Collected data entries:
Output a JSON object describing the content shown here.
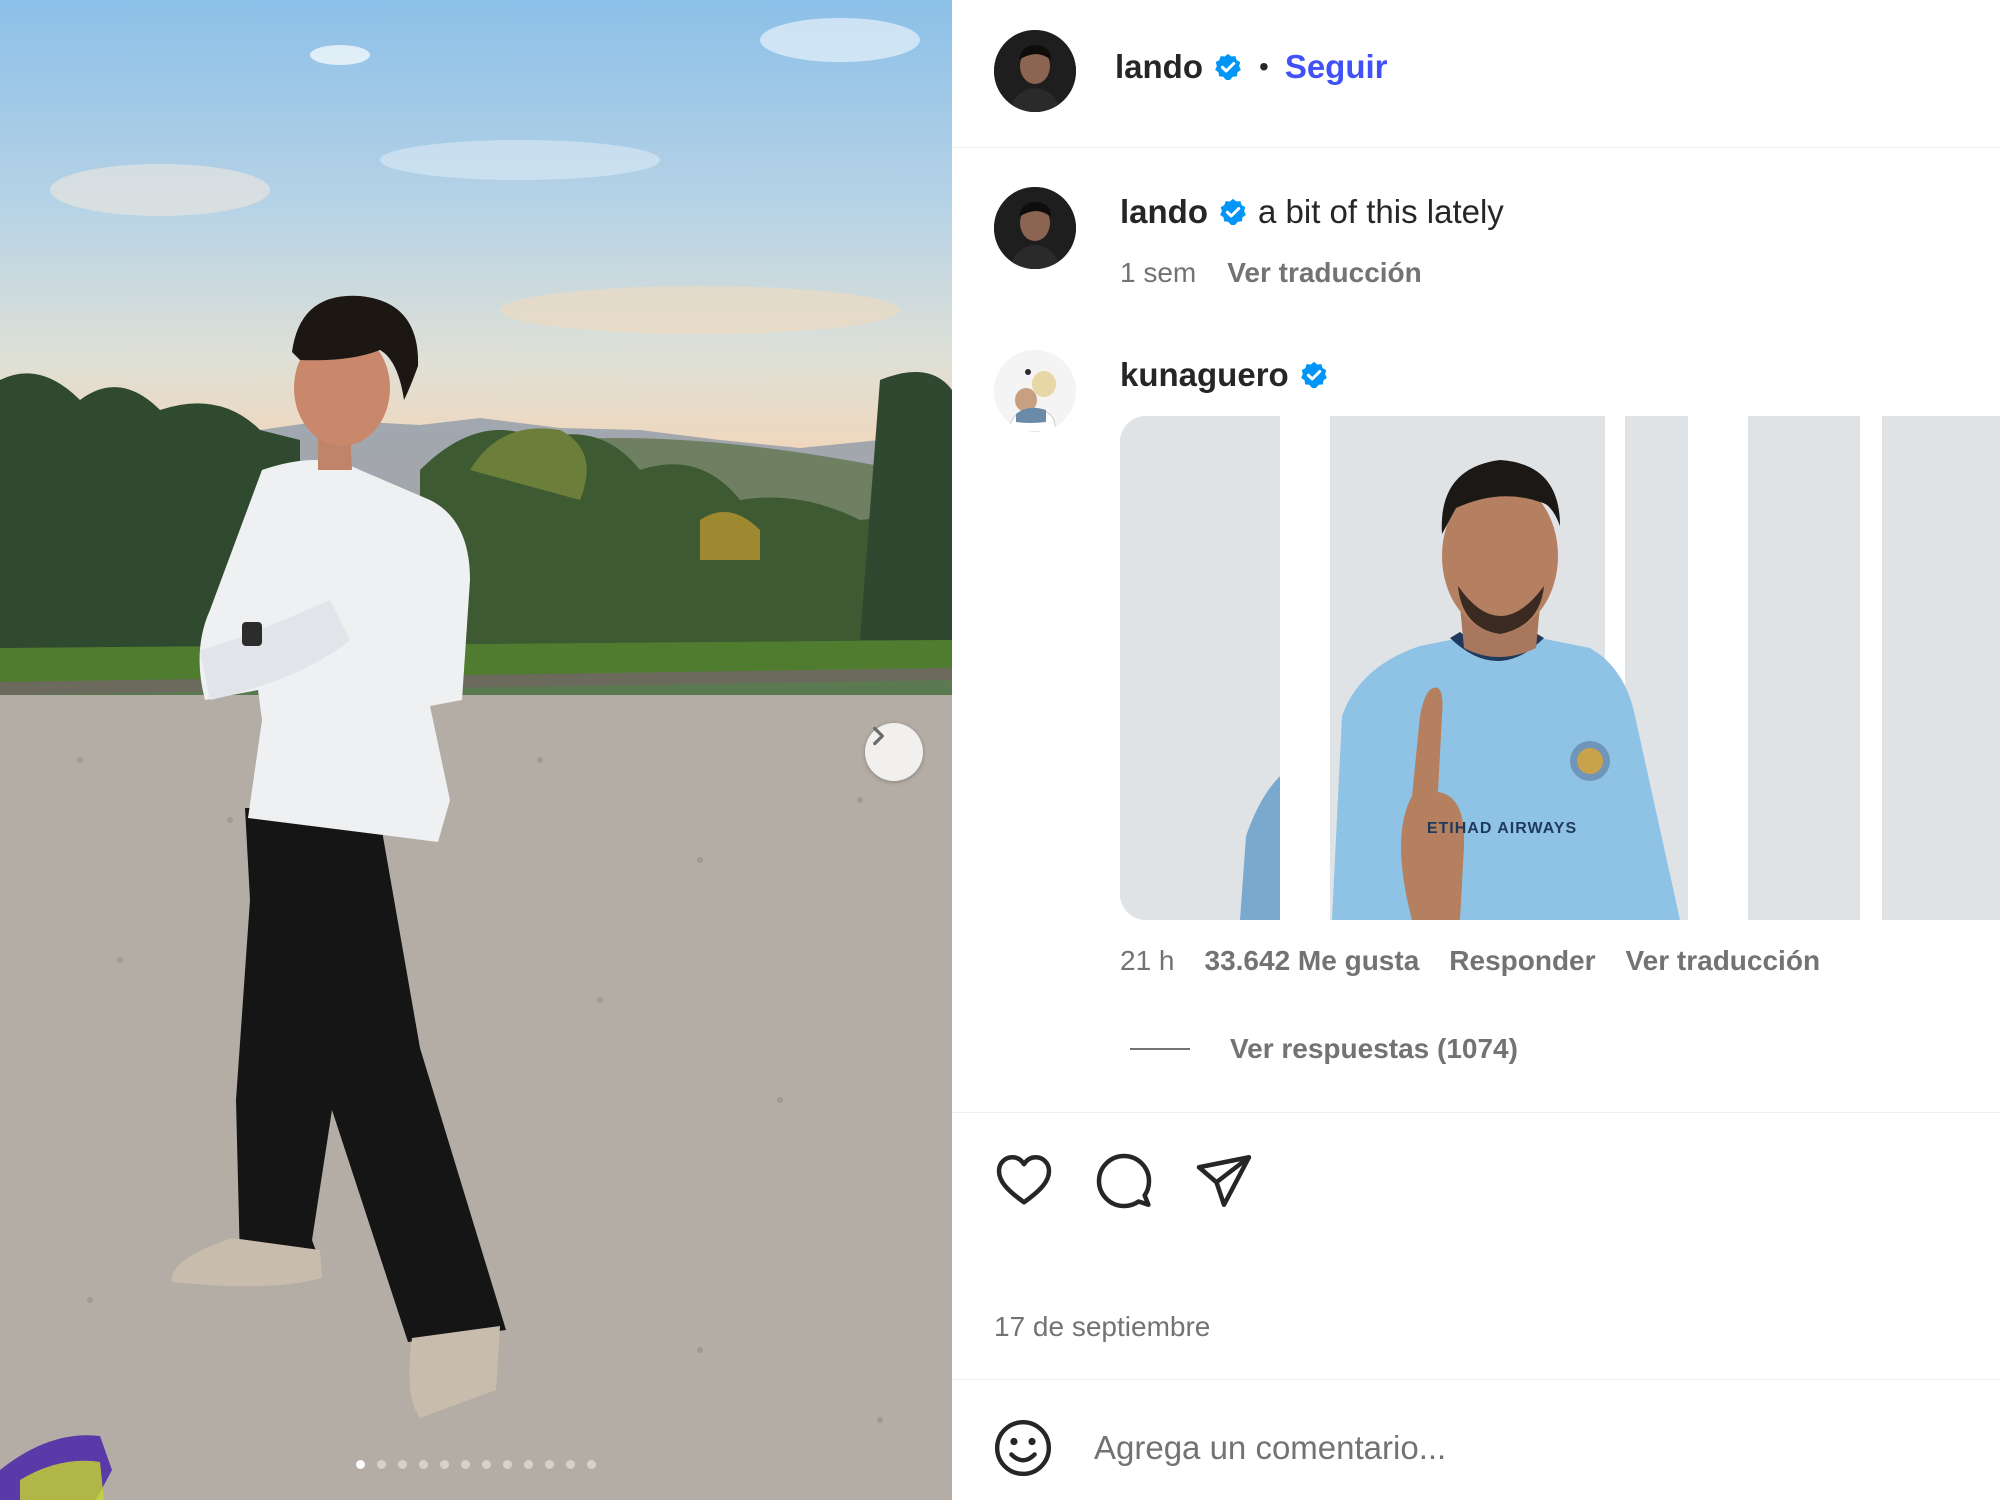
{
  "post": {
    "author": "lando",
    "follow_label": "Seguir",
    "separator": "•",
    "carousel": {
      "slide_count": 12,
      "active_index": 0
    }
  },
  "caption": {
    "author": "lando",
    "text": "a bit of this lately",
    "time": "1 sem",
    "translate_label": "Ver traducción"
  },
  "comment": {
    "author": "kunaguero",
    "gif_jersey_text": "ETIHAD AIRWAYS",
    "time": "21 h",
    "likes": "33.642 Me gusta",
    "reply_label": "Responder",
    "translate_label": "Ver traducción",
    "view_replies": "Ver respuestas (1074)"
  },
  "footer": {
    "date": "17 de septiembre",
    "comment_placeholder": "Agrega un comentario..."
  },
  "colors": {
    "accent_link": "#4150f7",
    "verified_badge": "#0095f6",
    "muted_text": "#737373",
    "primary_text": "#262626"
  },
  "icons": [
    "verified-badge-icon",
    "chevron-right-icon",
    "heart-icon",
    "comment-icon",
    "share-icon",
    "emoji-icon"
  ]
}
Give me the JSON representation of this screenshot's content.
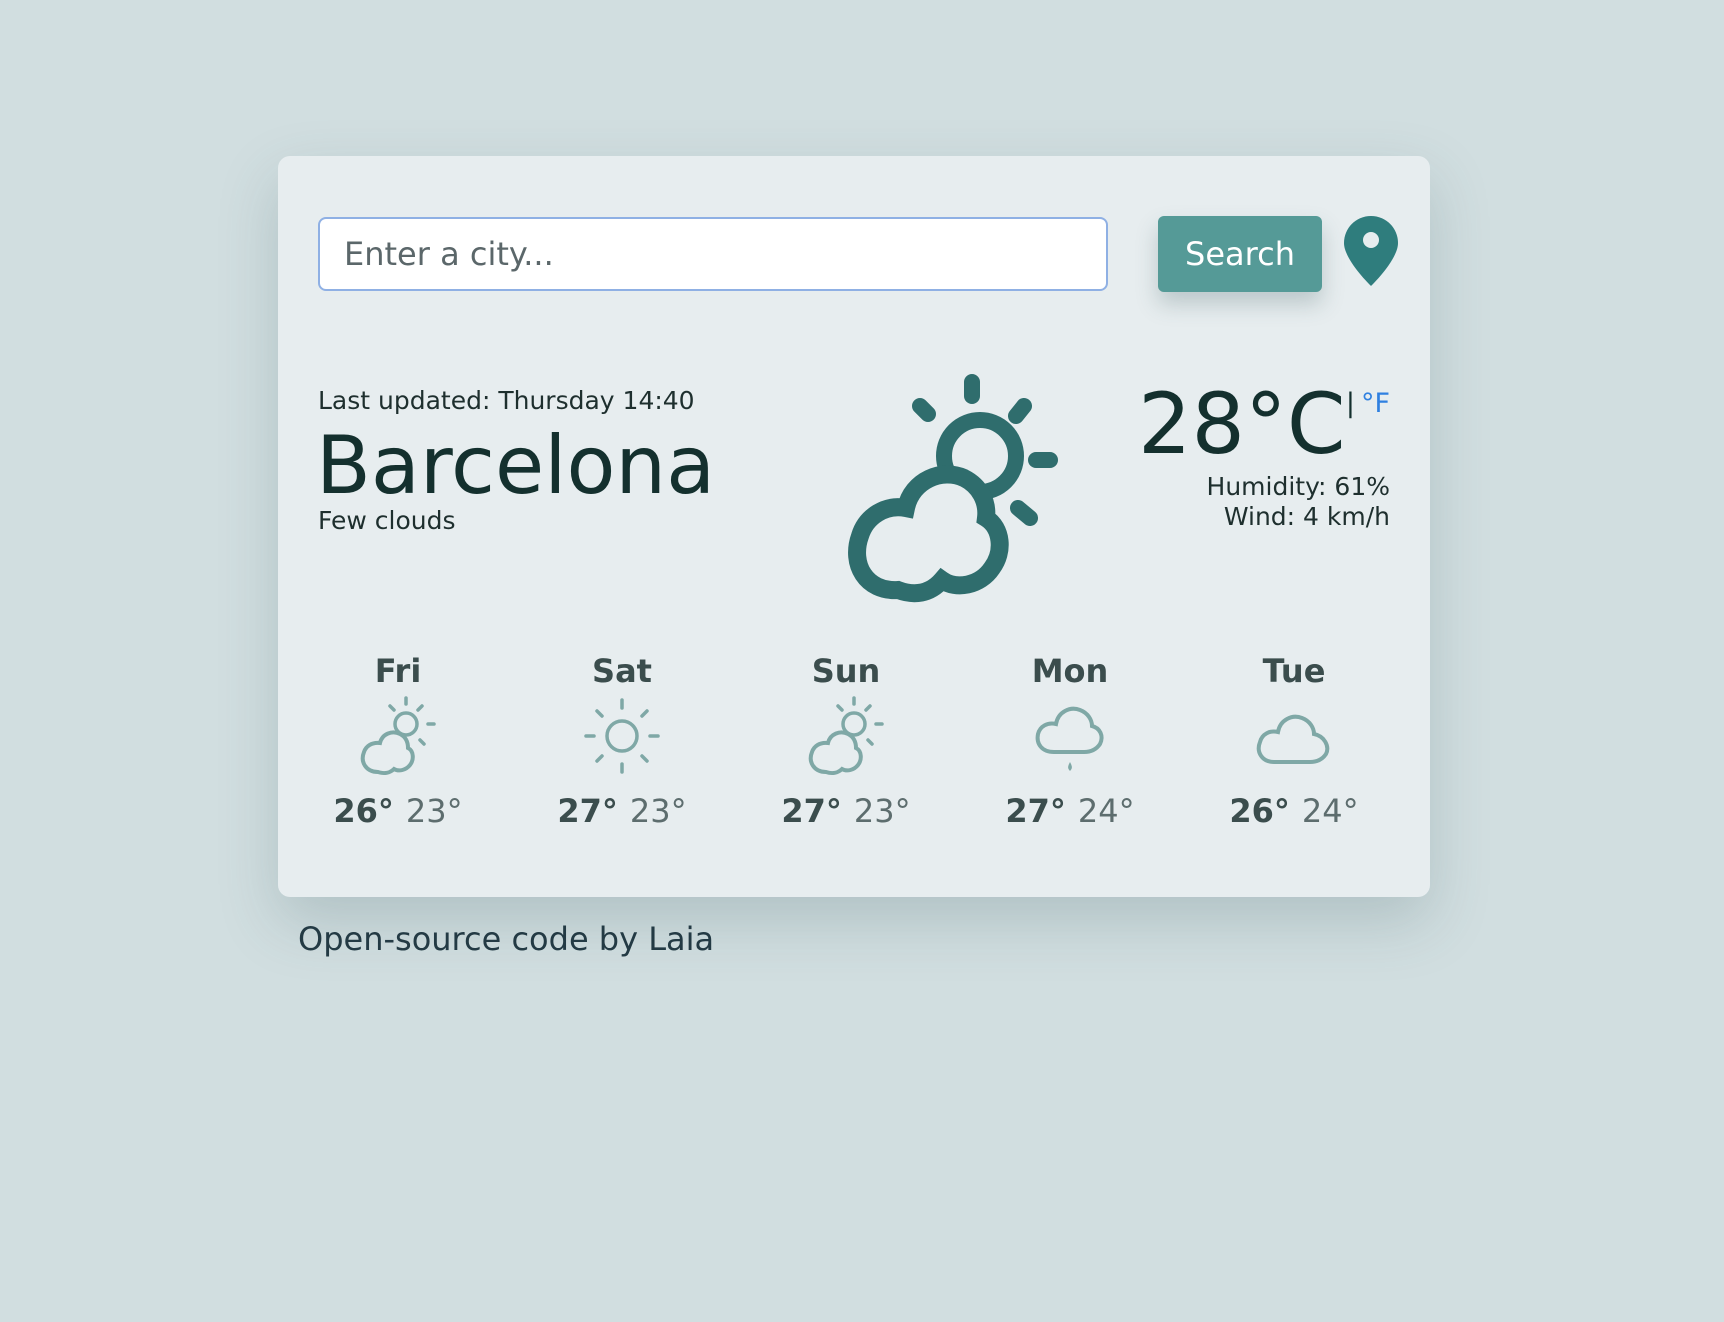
{
  "search": {
    "placeholder": "Enter a city...",
    "value": "",
    "button_label": "Search"
  },
  "icons": {
    "location": "map-pin-icon",
    "current_weather": "partly-cloudy-icon"
  },
  "current": {
    "last_updated": "Last updated: Thursday 14:40",
    "city": "Barcelona",
    "condition": "Few clouds",
    "temperature": "28°C",
    "unit_separator": "|",
    "unit_alt": "°F",
    "humidity": "Humidity: 61%",
    "wind": "Wind: 4 km/h"
  },
  "forecast": [
    {
      "day": "Fri",
      "icon": "partly-cloudy-icon",
      "max": "26°",
      "min": "23°"
    },
    {
      "day": "Sat",
      "icon": "sun-icon",
      "max": "27°",
      "min": "23°"
    },
    {
      "day": "Sun",
      "icon": "partly-cloudy-icon",
      "max": "27°",
      "min": "23°"
    },
    {
      "day": "Mon",
      "icon": "rain-cloud-icon",
      "max": "27°",
      "min": "24°"
    },
    {
      "day": "Tue",
      "icon": "cloud-icon",
      "max": "26°",
      "min": "24°"
    }
  ],
  "footer": {
    "text": "Open-source code by Laia"
  },
  "colors": {
    "background": "#d1dee0",
    "card": "#e7edef",
    "accent": "#559a97",
    "icon_main": "#2f6d6d",
    "icon_small": "#7fa8a6",
    "link_blue": "#2f80e0"
  }
}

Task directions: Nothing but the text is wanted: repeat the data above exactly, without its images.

Your solution:
Output a JSON object describing the content shown here.
{
  "post": {
    "author": "lando",
    "follow_label": "Seguir",
    "separator": "•",
    "carousel": {
      "slide_count": 12,
      "active_index": 0
    }
  },
  "caption": {
    "author": "lando",
    "text": "a bit of this lately",
    "time": "1 sem",
    "translate_label": "Ver traducción"
  },
  "comment": {
    "author": "kunaguero",
    "gif_jersey_text": "ETIHAD AIRWAYS",
    "time": "21 h",
    "likes": "33.642 Me gusta",
    "reply_label": "Responder",
    "translate_label": "Ver traducción",
    "view_replies": "Ver respuestas (1074)"
  },
  "footer": {
    "date": "17 de septiembre",
    "comment_placeholder": "Agrega un comentario..."
  },
  "colors": {
    "accent_link": "#4150f7",
    "verified_badge": "#0095f6",
    "muted_text": "#737373",
    "primary_text": "#262626"
  },
  "icons": [
    "verified-badge-icon",
    "chevron-right-icon",
    "heart-icon",
    "comment-icon",
    "share-icon",
    "emoji-icon"
  ]
}
Give me the JSON representation of this screenshot's content.
{
  "search": {
    "placeholder": "Enter a city...",
    "value": "",
    "button_label": "Search"
  },
  "icons": {
    "location": "map-pin-icon",
    "current_weather": "partly-cloudy-icon"
  },
  "current": {
    "last_updated": "Last updated: Thursday 14:40",
    "city": "Barcelona",
    "condition": "Few clouds",
    "temperature": "28°C",
    "unit_separator": "|",
    "unit_alt": "°F",
    "humidity": "Humidity: 61%",
    "wind": "Wind: 4 km/h"
  },
  "forecast": [
    {
      "day": "Fri",
      "icon": "partly-cloudy-icon",
      "max": "26°",
      "min": "23°"
    },
    {
      "day": "Sat",
      "icon": "sun-icon",
      "max": "27°",
      "min": "23°"
    },
    {
      "day": "Sun",
      "icon": "partly-cloudy-icon",
      "max": "27°",
      "min": "23°"
    },
    {
      "day": "Mon",
      "icon": "rain-cloud-icon",
      "max": "27°",
      "min": "24°"
    },
    {
      "day": "Tue",
      "icon": "cloud-icon",
      "max": "26°",
      "min": "24°"
    }
  ],
  "footer": {
    "text": "Open-source code by Laia"
  },
  "colors": {
    "background": "#d1dee0",
    "card": "#e7edef",
    "accent": "#559a97",
    "icon_main": "#2f6d6d",
    "icon_small": "#7fa8a6",
    "link_blue": "#2f80e0"
  }
}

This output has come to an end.